My Google Scholar searches could not find any previous papers that dealt systematically with the domestic politics of subsidy cuts, so I put together a quick test. Using the IMF's Government Finance Statistics dataset (available at the ICPSR) I calculated the year-to-year changes in government spending on subsidies and other transfers for each country. I added a dummy variable that took on the value of 1 when the changes were negative (representing cuts) and 0 when they were positive or nil. I then merged the IMF data (stupid IMF country codes) with the Quality of Government time-series dataset and ran a series of logit regressions with the cuts variable as the response and Polity IV democracy score (higher = more democratic), International Country Risk Guide quality of governance score (higher = less corrupt), and real per-capita GDP as the independent variables. The results are below (coefficients are in terms of the log-odds):
Variable Coefficient Std. Error Z-score p > abs(z)
Democracy -0.1664171 0.0327781 -5.08 0
Quality of Governance -0.9525243 0.7546757 -1.26 0.207
Real GDP per Capita 0.0000372 0.000021 1.77 0.077
Of the three variables, democracy is the only one significant at the 95% level (though RGDP per Capita is significant at 90%). The negative effect is as expected - higher levels of democracy reduce the odds of a subsidy cut in any given year. Replacing democracy with the winning coalition measures in Bueno de Mesquita et. al. (2003) gives similar results, suggesting that the effect may be due to democratic leaders having to appeal to the population at large as opposed to regime insiders in order to survive.

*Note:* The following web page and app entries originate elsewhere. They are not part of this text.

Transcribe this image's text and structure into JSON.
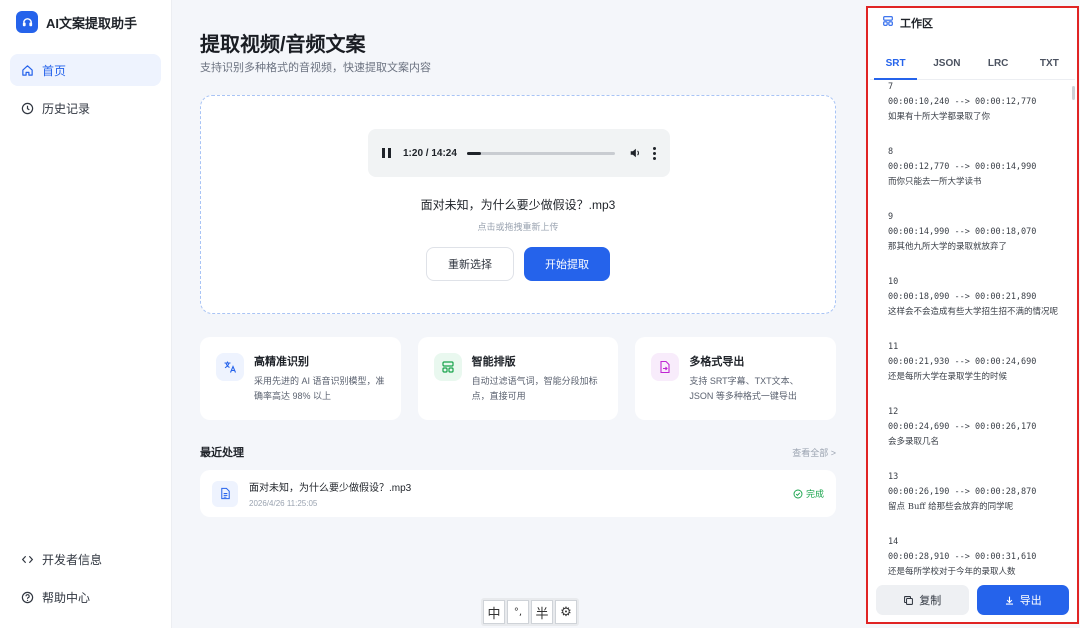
{
  "app": {
    "name": "AI文案提取助手"
  },
  "colors": {
    "primary": "#2563eb",
    "success": "#16a34a",
    "highlight_border": "#e02424"
  },
  "sidebar": {
    "items": [
      {
        "label": "首页",
        "icon": "home-icon",
        "active": true
      },
      {
        "label": "历史记录",
        "icon": "clock-icon",
        "active": false
      }
    ],
    "bottom_items": [
      {
        "label": "开发者信息",
        "icon": "code-icon"
      },
      {
        "label": "帮助中心",
        "icon": "help-circle-icon"
      }
    ]
  },
  "main": {
    "title": "提取视频/音频文案",
    "subtitle": "支持识别多种格式的音视频，快速提取文案内容",
    "player": {
      "time": "1:20 / 14:24",
      "progress": 0.093
    },
    "file_name": "面对未知，为什么要少做假设？.mp3",
    "reupload_hint": "点击或拖拽重新上传",
    "reselect_label": "重新选择",
    "start_label": "开始提取"
  },
  "features": [
    {
      "title": "高精准识别",
      "desc": "采用先进的 AI 语音识别模型，准确率高达 98% 以上",
      "icon": "translate-icon"
    },
    {
      "title": "智能排版",
      "desc": "自动过滤语气词，智能分段加标点，直接可用",
      "icon": "layout-icon"
    },
    {
      "title": "多格式导出",
      "desc": "支持 SRT字幕、TXT文本、JSON 等多种格式一键导出",
      "icon": "export-file-icon"
    }
  ],
  "recent": {
    "title": "最近处理",
    "view_all": "查看全部 >",
    "items": [
      {
        "name": "面对未知，为什么要少做假设？.mp3",
        "date": "2026/4/26 11:25:05",
        "status": "完成"
      }
    ]
  },
  "ime": {
    "keys": [
      "中",
      "°,",
      "半",
      "⚙"
    ]
  },
  "workspace": {
    "title": "工作区",
    "tabs": [
      "SRT",
      "JSON",
      "LRC",
      "TXT"
    ],
    "active_tab": "SRT",
    "cues": [
      {
        "index": "7",
        "time": "00:00:10,240 --> 00:00:12,770",
        "text": "如果有十所大学都录取了你"
      },
      {
        "index": "8",
        "time": "00:00:12,770 --> 00:00:14,990",
        "text": "而你只能去一所大学读书"
      },
      {
        "index": "9",
        "time": "00:00:14,990 --> 00:00:18,070",
        "text": "那其他九所大学的录取就放弃了"
      },
      {
        "index": "10",
        "time": "00:00:18,090 --> 00:00:21,890",
        "text": "这样会不会造成有些大学招生招不满的情况呢"
      },
      {
        "index": "11",
        "time": "00:00:21,930 --> 00:00:24,690",
        "text": "还是每所大学在录取学生的时候"
      },
      {
        "index": "12",
        "time": "00:00:24,690 --> 00:00:26,170",
        "text": "会多录取几名"
      },
      {
        "index": "13",
        "time": "00:00:26,190 --> 00:00:28,870",
        "text": "留点 Buff 给那些会放弃的同学呢"
      },
      {
        "index": "14",
        "time": "00:00:28,910 --> 00:00:31,610",
        "text": "还是每所学校对于今年的录取人数"
      }
    ],
    "copy_label": "复制",
    "export_label": "导出"
  }
}
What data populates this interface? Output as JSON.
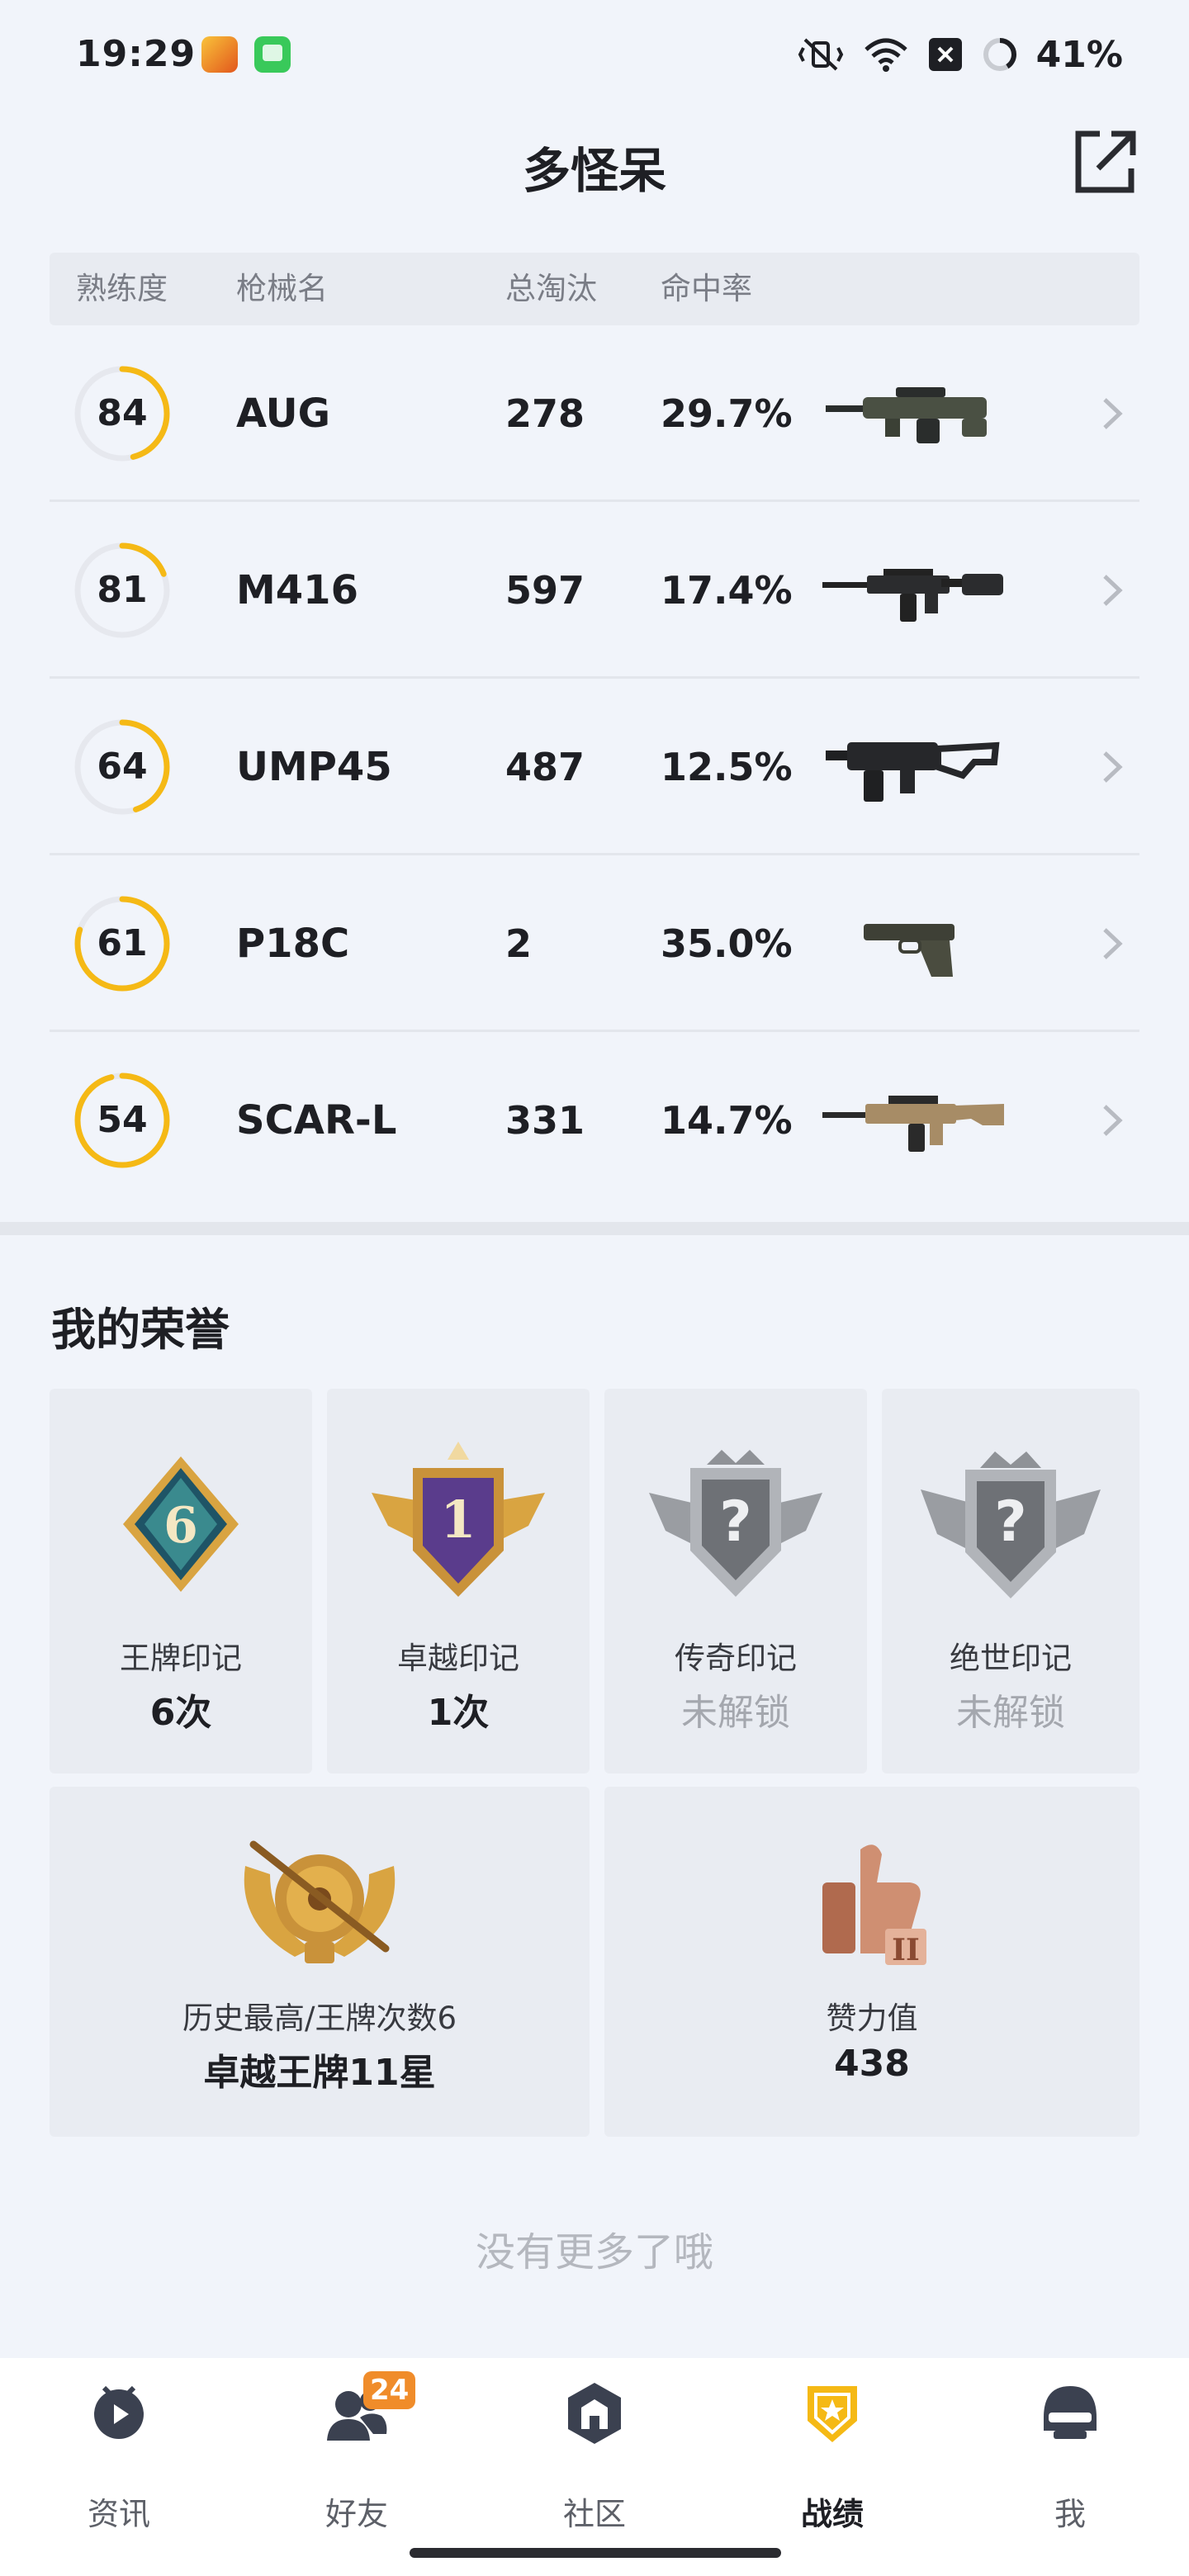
{
  "status_bar": {
    "time": "19:29",
    "battery": "41%"
  },
  "header": {
    "title": "多怪呆"
  },
  "weapon_table": {
    "columns": {
      "mastery": "熟练度",
      "name": "枪械名",
      "kills": "总淘汰",
      "accuracy": "命中率"
    },
    "rows": [
      {
        "mastery": "84",
        "progress": 0.46,
        "name": "AUG",
        "kills": "278",
        "accuracy": "29.7%"
      },
      {
        "mastery": "81",
        "progress": 0.19,
        "name": "M416",
        "kills": "597",
        "accuracy": "17.4%"
      },
      {
        "mastery": "64",
        "progress": 0.45,
        "name": "UMP45",
        "kills": "487",
        "accuracy": "12.5%"
      },
      {
        "mastery": "61",
        "progress": 0.8,
        "name": "P18C",
        "kills": "2",
        "accuracy": "35.0%"
      },
      {
        "mastery": "54",
        "progress": 0.96,
        "name": "SCAR-L",
        "kills": "331",
        "accuracy": "14.7%"
      }
    ]
  },
  "honors": {
    "title": "我的荣誉",
    "badges": [
      {
        "label": "王牌印记",
        "value": "6次",
        "badge_number": "6"
      },
      {
        "label": "卓越印记",
        "value": "1次",
        "badge_number": "1"
      },
      {
        "label": "传奇印记",
        "value": "未解锁"
      },
      {
        "label": "绝世印记",
        "value": "未解锁"
      }
    ],
    "best_rank": {
      "label": "历史最高/王牌次数6",
      "value": "卓越王牌11星"
    },
    "likes": {
      "label": "赞力值",
      "value": "438"
    }
  },
  "footer": {
    "no_more": "没有更多了哦"
  },
  "bottom_nav": {
    "items": [
      {
        "label": "资讯"
      },
      {
        "label": "好友",
        "badge": "24"
      },
      {
        "label": "社区"
      },
      {
        "label": "战绩"
      },
      {
        "label": "我"
      }
    ]
  },
  "colors": {
    "accent": "#f5b915",
    "ring_track": "#e6e8ee",
    "badge": "#f08c2a"
  }
}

One avenue for further research is to ask is whether corruption has an effect independent of democracy. The results weakly suggest that lower levels of corruption decrease the odds of subsidy cuts but the effect is not significant. However, the two measures are highly correlated. Including quality of governance but not democracy in the regression returns a negative and significant coefficient. The effect also makes sense - more corrupt governments may prefer to funnel funds into private coffers as opposed to spending them on large-scale public transfer payments. In the case of Nigeria, extreme levels of corruption (it's ranked 143rd on Transparency International's Corruption Perceptions Index) make it difficult for the Jonathan government to credibly assure Nigerian citizens that savings from the subsidy will not merely be distributed among elites. High levels of corruption may therefore be a barrier to subsidy removal. Amegashie (2006) suggests that:
If economic agents do not trust their governments and believe their most of their taxes are used for the private gain of politicians, then they might agitate for subsidies  on certain commodities as a way of getting a piece of the national pie. Subsidies, no matter how inefficient, may then be used by the electorate as a way of getting politicians to commit to some form of credible redistribution.  
Although a deterrence effect is not apparent in my tests, it may be that subsidy cuts, ceteris paribus, spark greater public protests in countries with higher levels of corruption. Unfortunately, I don't know any other good time-series measure of domestic unrest other than the Banks dataset (which Georgetown, to my knowledge, does not have), so I was unable to do a quick regression with STATA.

Edit: 6:34 PM 1/15/2012

1 comment:

  1. I think this is a very good and under-researched question and your first-take is cool. Using IMF data may not be ideal, but certainly adequate. You should publish this. Also, this is a really nice blog. Keep up the good work!